Directions for this task: Only the text carries over: repeat the records exactly and drop the images.

+ + + + +

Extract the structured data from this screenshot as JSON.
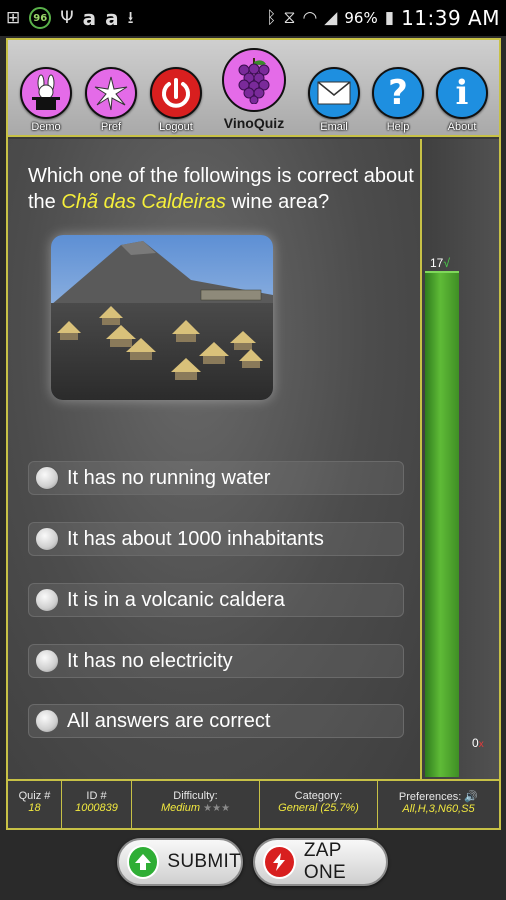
{
  "status_bar": {
    "left_icons": [
      "add-icon",
      "96-badge-icon",
      "usb-icon",
      "amazon-icon",
      "amazon-icon",
      "download-icon"
    ],
    "badge_text": "96",
    "battery": "96%",
    "time": "11:39 AM"
  },
  "toolbar": {
    "demo_label": "Demo",
    "pref_label": "Pref",
    "logout_label": "Logout",
    "app_label": "VinoQuiz",
    "email_label": "Email",
    "help_label": "Help",
    "about_label": "About"
  },
  "question": {
    "prefix": "Which one of the followings is correct about the ",
    "highlight": "Chã das Caldeiras",
    "suffix": " wine area?"
  },
  "answers": [
    "It has no running water",
    "It has about 1000 inhabitants",
    "It is in a volcanic caldera",
    "It has no electricity",
    "All answers are correct"
  ],
  "score": {
    "correct": "17",
    "correct_mark": "√",
    "wrong": "0",
    "wrong_mark": "x"
  },
  "info": {
    "quiz_label": "Quiz #",
    "quiz_value": "18",
    "id_label": "ID #",
    "id_value": "1000839",
    "difficulty_label": "Difficulty:",
    "difficulty_value": "Medium",
    "difficulty_stars": "★★★",
    "category_label": "Category:",
    "category_value": "General (25.7%)",
    "preferences_label": "Preferences:",
    "preferences_value": "All,H,3,N60,S5"
  },
  "buttons": {
    "submit_label": "SUBMIT",
    "zap_label": "ZAP ONE"
  },
  "colors": {
    "accent_border": "#c7c146",
    "highlight": "#f5ef3a",
    "bar_green": "#5fbb37"
  }
}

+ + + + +

Finished task:
Extract the structured data from this screenshot as JSON.
{
  "status_bar": {
    "left_icons": [
      "add-icon",
      "96-badge-icon",
      "usb-icon",
      "amazon-icon",
      "amazon-icon",
      "download-icon"
    ],
    "badge_text": "96",
    "battery": "96%",
    "time": "11:39 AM"
  },
  "toolbar": {
    "demo_label": "Demo",
    "pref_label": "Pref",
    "logout_label": "Logout",
    "app_label": "VinoQuiz",
    "email_label": "Email",
    "help_label": "Help",
    "about_label": "About"
  },
  "question": {
    "prefix": "Which one of the followings is correct about the ",
    "highlight": "Chã das Caldeiras",
    "suffix": " wine area?"
  },
  "answers": [
    "It has no running water",
    "It has about 1000 inhabitants",
    "It is in a volcanic caldera",
    "It has no electricity",
    "All answers are correct"
  ],
  "score": {
    "correct": "17",
    "correct_mark": "√",
    "wrong": "0",
    "wrong_mark": "x"
  },
  "info": {
    "quiz_label": "Quiz #",
    "quiz_value": "18",
    "id_label": "ID #",
    "id_value": "1000839",
    "difficulty_label": "Difficulty:",
    "difficulty_value": "Medium",
    "difficulty_stars": "★★★",
    "category_label": "Category:",
    "category_value": "General (25.7%)",
    "preferences_label": "Preferences:",
    "preferences_value": "All,H,3,N60,S5"
  },
  "buttons": {
    "submit_label": "SUBMIT",
    "zap_label": "ZAP ONE"
  },
  "colors": {
    "accent_border": "#c7c146",
    "highlight": "#f5ef3a",
    "bar_green": "#5fbb37"
  }
}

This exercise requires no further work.